Imagine that your SMTP server can be used by bad people to flood other companies' servers with thousands of emails, paralyzing services and even causing financial losses depending on the situation.
4. Ransomware and other malware
Yes, intruders can use your SMTP server to spread ransomware and other malware via email. What makes this issue even more worrying is that these attacks can be targeted at your own company, affecting your infrastructure.
Depending on the type of malware used, the hacker can block data and demand a ransom payment to release them, as in the case of ransomware. He can also change privileges and have access to confidential data, or remain hidden spying on the daily life of your company.
How to make SMTP secure
There are several layers of security that can be added to the SMTP protocol to make it more secure.
Have you heard, for example, of TLS (Transport Layer Security) and SSL (Secure Sockets Layer)?
TLS and SSL (now discontinued) are mechanisms that encrypt messages that are exchanged between your email service and server. That is, if someone without authorization accesses your SMTP, he will not see the content of the emails in a legible way, just a tangle of characters.

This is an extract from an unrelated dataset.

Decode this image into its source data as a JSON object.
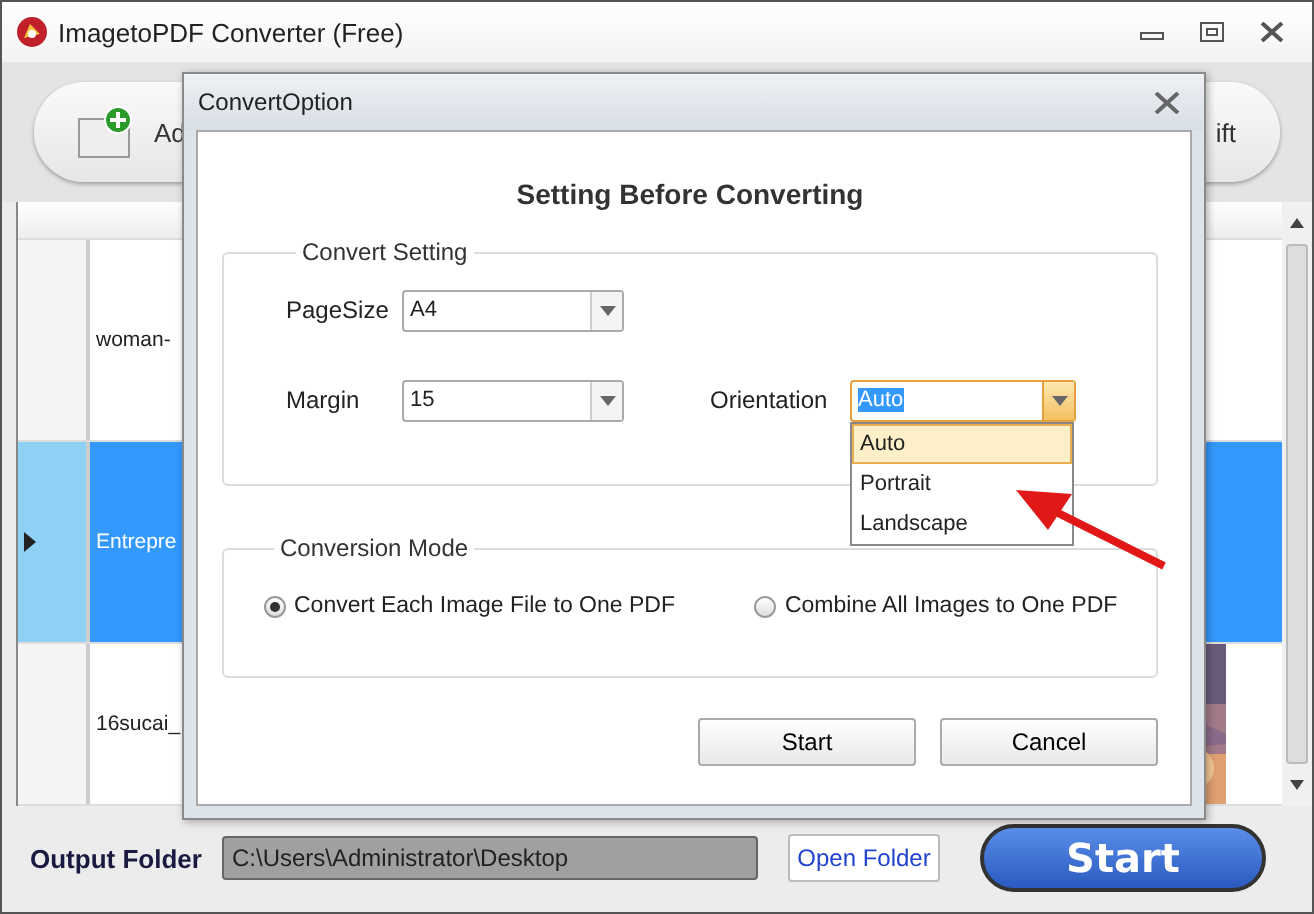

It's an important protective layer. But, of course, the criminal can still use your server for other illegal activities, such as sending malicious emails.
Some authentication mechanisms also reinforce your business's email protection, such as SPF, DKIM, and DMARC. These are email validation systems that prevent fraud, such as phishing, spoofing, and impersonation, as well as improve the delivery capacity of your emails.
Gatefy email protection solutions
If you have any questions about this topic, talk to us. Gatefy develops solutions based on artificial intelligence and machine learning that improve your business’s email security.
Gatefy Anti-Fraud Protection, for example, is a solution designed to simplify DMARC adoption, helping your company to fight phishing, spoofing and other types of threats.